Raj Kapoor's "Sangam".
Produced, directed and edited by Raj Kapoor.
Written by Inder Raj Anand.
Lyrics: Shailendra and Hasrat Jaipuri.
Cinematography: Radhu Karmakar.
Art Direction: M R Acharekar.
Cast: Raj Kapoor, Vyjayanthimala, Rajendra Kumar, Lalita Pawar, Achala.
Extraordinary length, spectacle, lush colour, eye-filling decor, handsome parade of top-notch stars and a story of the widest possible appeal with a good springkling of sex and romance go to make a block buster. A tremendous amount of advance publicity goes into it. It is generally pre-sold and released on what is known as "hard ticket" or "road-show" basis. The purpose of the block buster is to break through audience resistance.

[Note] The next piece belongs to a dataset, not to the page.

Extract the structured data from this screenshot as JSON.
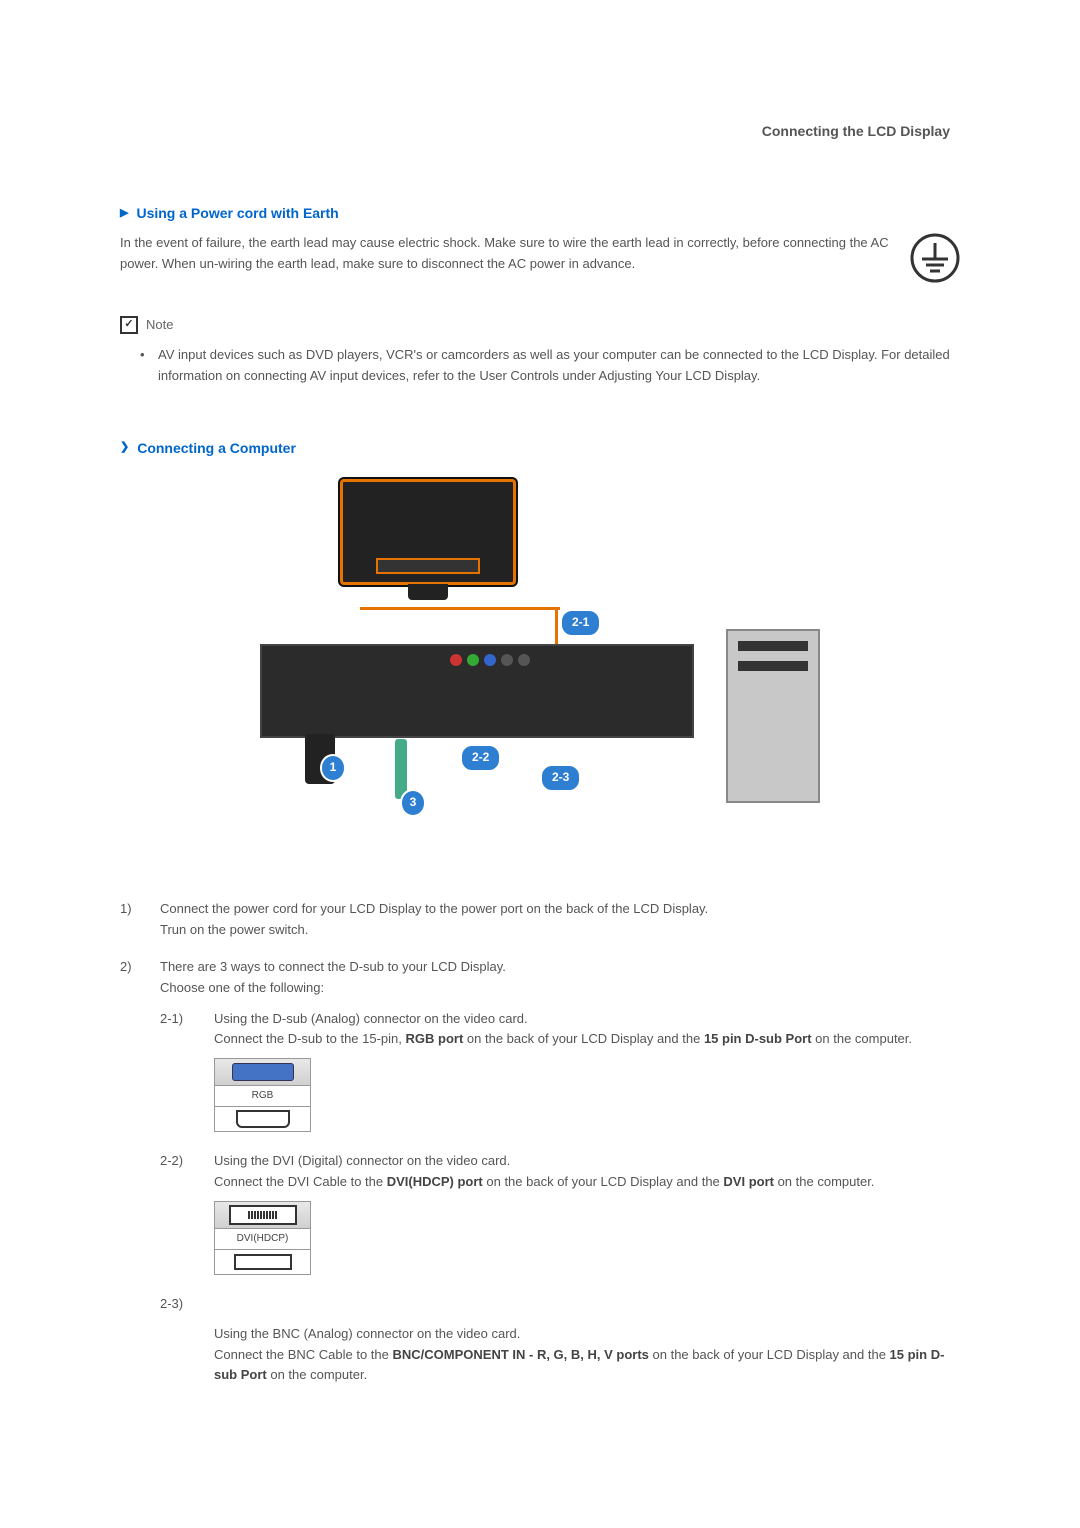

Raj Kapoor's colour opus "Sangam" comes close to this category. Its lavish colour, beautiful photography, rich decor, excellent exteriors and appealing music have a sweeping impact, giving one the illusion of witnessing a Hollywood colour opus.
Impressive though it is in this way, it falls short of expectations. Its blurbs have compared it to "Gone With The Wind." Only where length is concerned does the comparison stand. But one wonders whether that length was necessary at all. For the four long hours it is stretched, what is spun out is a mere triangle drama, Shorn of the visual grandeur of the unfolding, the experience is disappointing.
Highly reminiscent of films like "Andaz" and "Chaudhvin Ka Chand," the story told is that of two friends, Gopal (a prosperous advocate) and Sunder (an Air Force officer), and their love for the same girl, Radha. The consequences are not unimaginable. But what is seen is hard to believe. These two pals, responsible men though they are, act irrationally in the belief that their friendship is more sacred than their love so that they may play with the life of the woman they adore. One feels that, in their hands, Radha is a pitiable victim of a "friendship-at-any-cost" fixation rather than an object of their professed, ardent love.
Strangely, Radha meekly submits to a marriage with a man whom she doesn't love and that too, at the instance of her own fiance! Gopal who loves Radha, and is loved by her, is man enough to live with his sorrow; it is Sunder and Radha who make it impossible for him to do so - the persuasive screenplay establishes this effectively. Not so Sunder's strange, dumb incomprehension of the fact that Radha and Gopal love each other; have done so since their very childhood - this is the screenplay's weakness.